On 26 November, Morrison attended a virtual meeting with the President of the European Council, Charles Michel and the President of the European Commission, Ursula von der Leyen.
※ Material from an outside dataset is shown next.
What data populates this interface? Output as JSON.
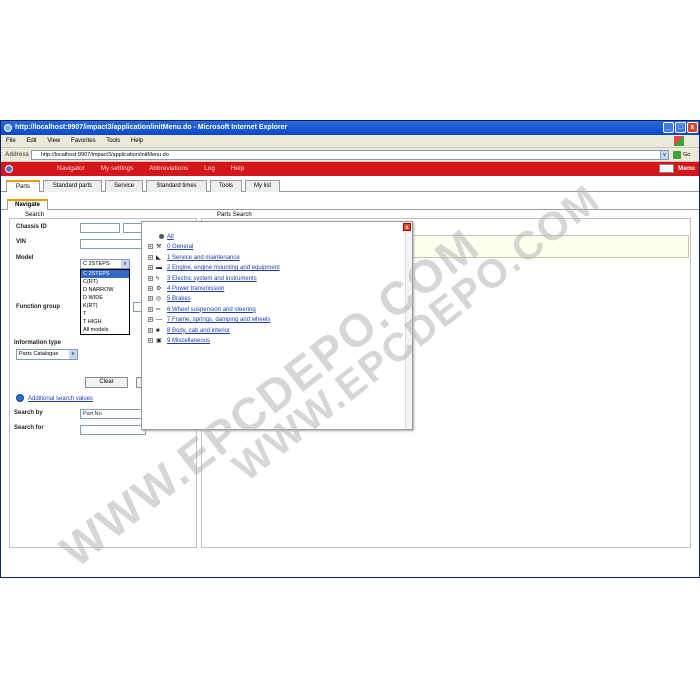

The leaders “reaffirmed the shared values that underpin the bilateral relationship as enshrined in the EU-Australia Framework Agreement.”

Payne announced on 29 November the appointment of the Honourable William Hodgman, former Tasmanian Premier, as Australia’s next High Commissioner to Singapore, and Bernard Lynch as Australia’s next Ambassador to Jordan.

Minister for Defence Linda Reynolds launched on 27 November a new framework called “Lead the Way: Defence Transformation Strategy.” The aim of the framework is “to evolve Defence’s strategic purpose, performance and accountability.”

On 2 December, Reynolds and Minister for Home Affairs Peter Dutton issued a joint statement on a new operation being led by the Australian Signals Directorate to “strike back against offshore cybercriminals who are conducting COVID-19 related malicious activities.”

Reynolds announced on 1 December that “last week, Australia and the United States signed a new collaborative agreement to develop and test hypersonic cruise missile prototypes.” The agreement will take place under the Southern Cross Integrated Flight Research Experiment to cooperatively flight test full-size prototype hypersonic cruise missiles.

Isabella Keith is an intern at AIIA National Office.

This article is published under a Creative Commons License and may be republished with attribution.